Your answer should hold all lines of the entries that include the word "menu".

(Excerpts from an interface dataset)
• • • • •

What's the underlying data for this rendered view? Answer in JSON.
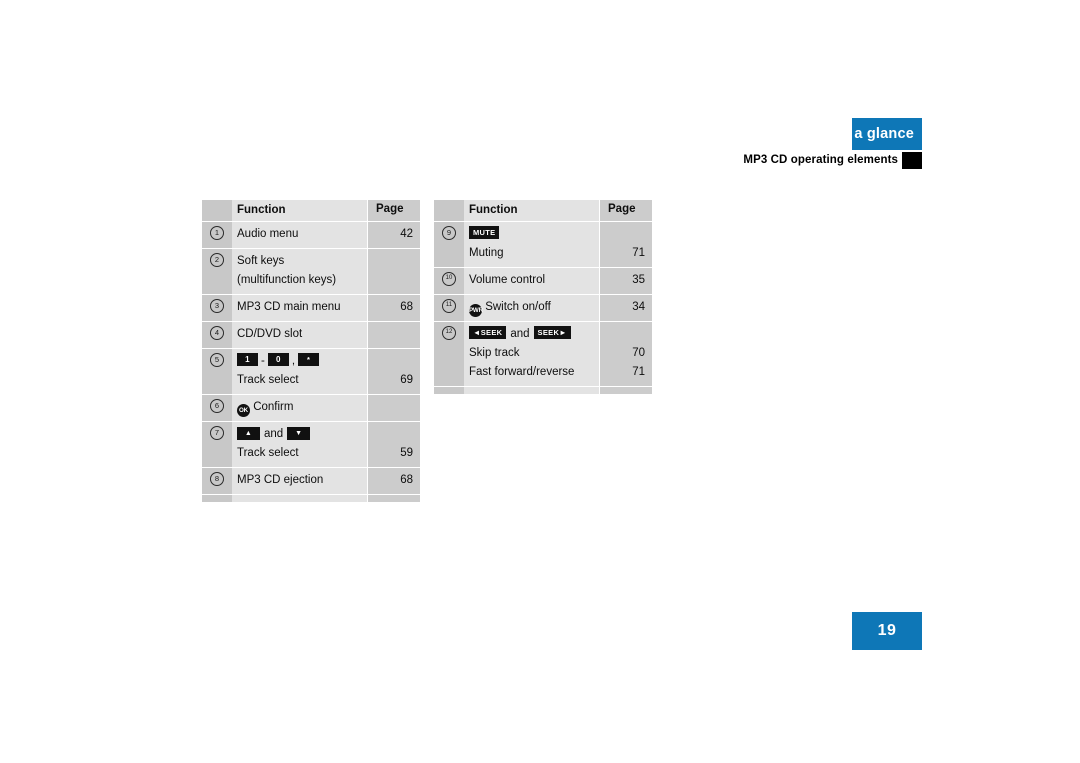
{
  "colors": {
    "accent": "#0e77b7",
    "marker": "#000000"
  },
  "header": {
    "title": "At a glance",
    "subtitle": "MP3 CD operating elements"
  },
  "page_number": "19",
  "tables": [
    {
      "name": "left-table",
      "columns": {
        "num": "",
        "function": "Function",
        "page": "Page"
      },
      "rows": [
        {
          "num": "1",
          "lines": [
            {
              "text": "Audio menu"
            }
          ],
          "pages": [
            "42"
          ]
        },
        {
          "num": "2",
          "lines": [
            {
              "text": "Soft keys"
            },
            {
              "text": "(multifunction keys)"
            }
          ],
          "pages": [
            "",
            ""
          ]
        },
        {
          "num": "3",
          "lines": [
            {
              "text": "MP3 CD main menu"
            }
          ],
          "pages": [
            "68"
          ]
        },
        {
          "num": "4",
          "lines": [
            {
              "text": "CD/DVD slot"
            }
          ],
          "pages": [
            ""
          ]
        },
        {
          "num": "5",
          "lines": [
            {
              "keys": [
                "1",
                "-",
                "0",
                ",",
                "*"
              ]
            },
            {
              "text": "Track select"
            }
          ],
          "pages": [
            "",
            "69"
          ]
        },
        {
          "num": "6",
          "lines": [
            {
              "round": "OK",
              "text": "Confirm"
            }
          ],
          "pages": [
            ""
          ]
        },
        {
          "num": "7",
          "lines": [
            {
              "keys": [
                "▲",
                "and",
                "▼"
              ]
            },
            {
              "text": "Track select"
            }
          ],
          "pages": [
            "",
            "59"
          ]
        },
        {
          "num": "8",
          "lines": [
            {
              "text": "MP3 CD ejection"
            }
          ],
          "pages": [
            "68"
          ]
        }
      ]
    },
    {
      "name": "right-table",
      "columns": {
        "num": "",
        "function": "Function",
        "page": "Page"
      },
      "rows": [
        {
          "num": "9",
          "lines": [
            {
              "keys": [
                "MUTE"
              ]
            },
            {
              "text": "Muting"
            }
          ],
          "pages": [
            "",
            "71"
          ]
        },
        {
          "num": "10",
          "lines": [
            {
              "text": "Volume control"
            }
          ],
          "pages": [
            "35"
          ]
        },
        {
          "num": "11",
          "lines": [
            {
              "round": "PWR",
              "text": "Switch on/off"
            }
          ],
          "pages": [
            "34"
          ]
        },
        {
          "num": "12",
          "lines": [
            {
              "keys": [
                "◄SEEK",
                "and",
                "SEEK►"
              ]
            },
            {
              "text": "Skip track"
            },
            {
              "text": "Fast forward/reverse"
            }
          ],
          "pages": [
            "",
            "70",
            "71"
          ]
        }
      ]
    }
  ]
}
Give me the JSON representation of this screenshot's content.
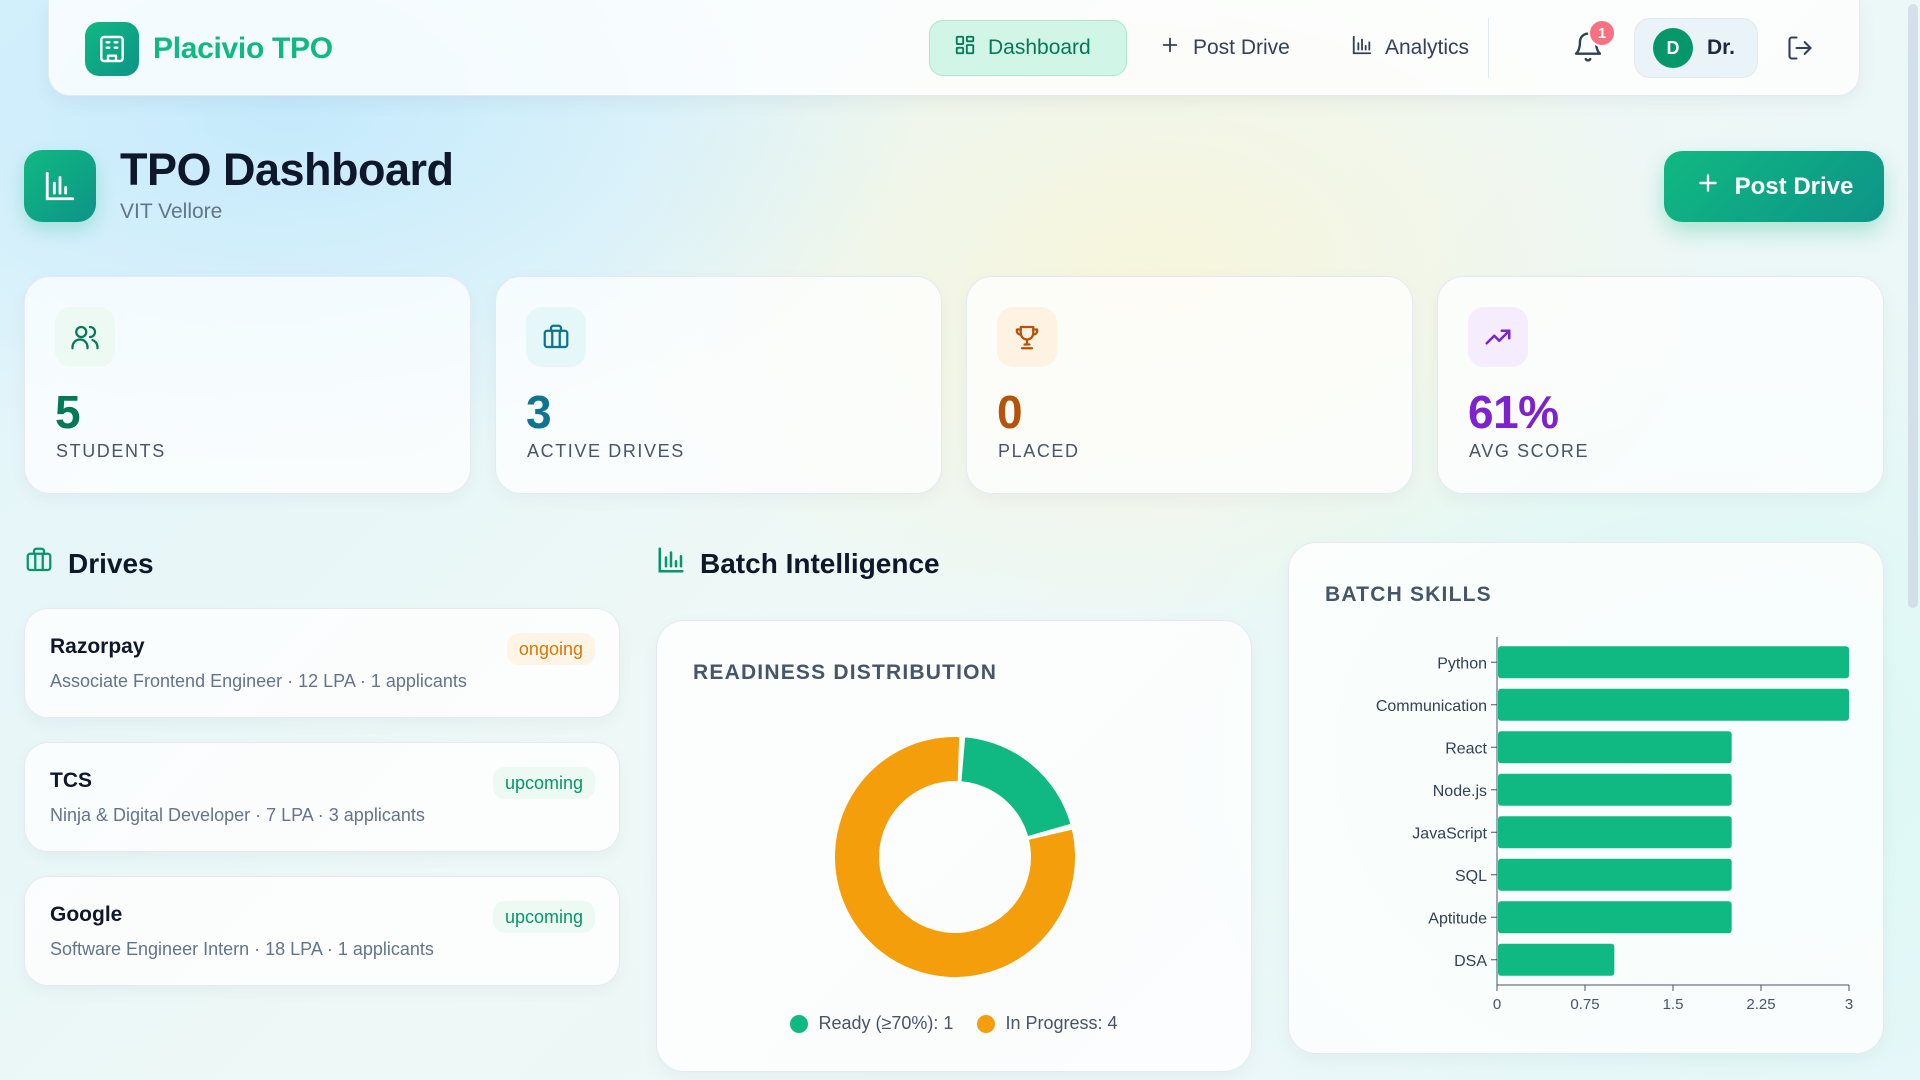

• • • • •

* [ANSWER FOR THIS EXERCISE]
              "text": "Audio menu"
              "text": "MP3 CD main menu"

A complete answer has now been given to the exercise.